TripAdvisor shares jumped as much as 8.6 percent to $50.95 Wednesday for their biggest intraday gain in more than a year.
TripAdvisor shares jumped as much as 8.6 percent to $50.95 Wednesday for their biggest intraday gain in more than a year.Mary Schwalm for The Boston Globe/File 2016/Globe Freelance

TripAdvisor Inc. said it’s pulling back from a major strategic effort to get travelers to book hotels directly on its website after the initiative cut into revenue growth and sent the stock to its lowest price since 2012.

A massive online repository of hotel and restaurant reviews, TripAdvisor is “increasingly agnostic” about how its customers book their accommodations — whether through the site directly or via links to hotel booking sites — Adam Medros, senior vice president of product at TripAdvisor, said in an interview. The company has changed its website to make its “Instant Book” feature less prominent.
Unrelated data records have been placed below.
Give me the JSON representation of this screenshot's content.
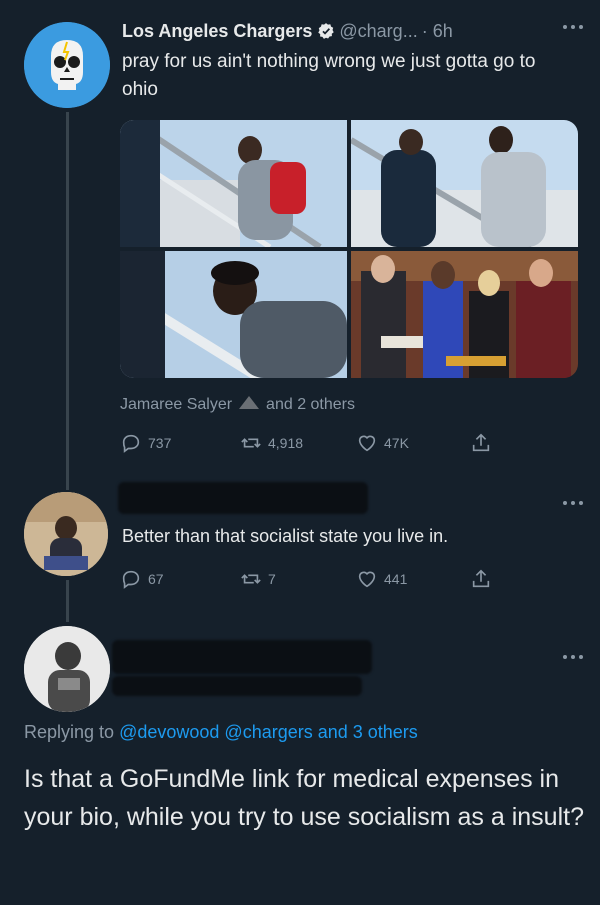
{
  "tweet1": {
    "author_name": "Los Angeles Chargers",
    "handle": "@charg...",
    "time": "· 6h",
    "text": "pray for us ain't nothing wrong we just gotta go to ohio",
    "liked_by_name": "Jamaree Salyer",
    "liked_by_rest": "and 2 others",
    "stats": {
      "replies": "737",
      "retweets": "4,918",
      "likes": "47K"
    }
  },
  "tweet2": {
    "text": "Better than that socialist state you live in.",
    "stats": {
      "replies": "67",
      "retweets": "7",
      "likes": "441"
    }
  },
  "tweet3": {
    "replying_prefix": "Replying to",
    "replying_targets": "@devowood @chargers and 3 others",
    "text": "Is that a GoFundMe link for medical expenses in your bio, while you try to use socialism as a insult?"
  },
  "colors": {
    "background": "#15202b",
    "text": "#e7e9ea",
    "muted": "#8b98a5",
    "link": "#1d9bf0",
    "thread_line": "#38444d"
  },
  "icons": [
    "verified-badge-icon",
    "more-icon",
    "reply-icon",
    "retweet-icon",
    "like-icon",
    "share-icon"
  ]
}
Investors cheered the move, and TripAdvisor shares jumped as much as 8.6 percent to $50.95 Wednesday for their biggest intraday gain in more than a year, even as the company reported earnings that missed analyst estimates. The stock closed at $47.99, up barely 2 percent.


For years, TripAdvisor made money by charging a referral fee for sending its users to sites like Expedia Inc. At the end of 2014, though, it started trying to get those customers to book directly on its site, aiming to capture higher-margin booking fees. The effort continued while revenue fell, and some investors abandoned the stock. In the last few weeks, the company did an about-face, changing its website to more prominently show deals from other websites if the prices were better.

“With Instant Book now heavily rolled back on both desktop and mobile, we no longer view IB as a meaningful headwind,” Cowen & Co. analyst Kevin Kopelman said in a note to clients.

Medros insisted Instant Book is still a key part of TripAdvisor’s strategy.

“If Instant Book wasn’t working, we would just kill it, but we’re not killing it,” he said. “We are trying to change the perception of TripAdvisor to not just be a review site.”


TripAdvisor, like other e-commerce companies, constantly tests different versions of its apps and website to find the best way to make money. Slowing down on Instant Book just means the company is listening to its users, chief executive Stephen Kaufer said on a conference call Wednesday.

“We believe Instant Book plays a role in that, but not as big a role as we anticipated a couple years ago,” he said. “And that’s OK for us.”

A new TV advertising campaign is set to launch this quarter with the aim of convincing travelers to see TripAdvisor as more than just a place to look up reviews, but the best place to find low-priced hotels as well, Kaufer said.

Still, questions remain for TripAdvisor. One of the driving reasons behind Instant Book was the fact that pop-up ads and links to other websites don’t work as well on mobile phones as they do on desktop computers. As travelers increasingly use mobile phones to book hotels and flights, the referral model comes under pressure. Visitors to TripAdvisor’s mobile site or app become paying customers at about a third the rate that they do on desktop, Kaufer said on a conference call Wednesday.

Alphabet Inc.’s Google is also pressing into TripAdvisor’s territory, both in referral fees for hotel booking and in the core business of reviews. The internet giant unveiled a new app last year that helps travelers plan and navigate their trips, a space TripAdvisor says is core to its strategy as well.


TripAdvisor reported revenue of $372 million in the first quarter, less than the average analyst estimate of $376.2 million. Earnings excluding some costs were 24 cents a share, also missing the average projection of 26 cents.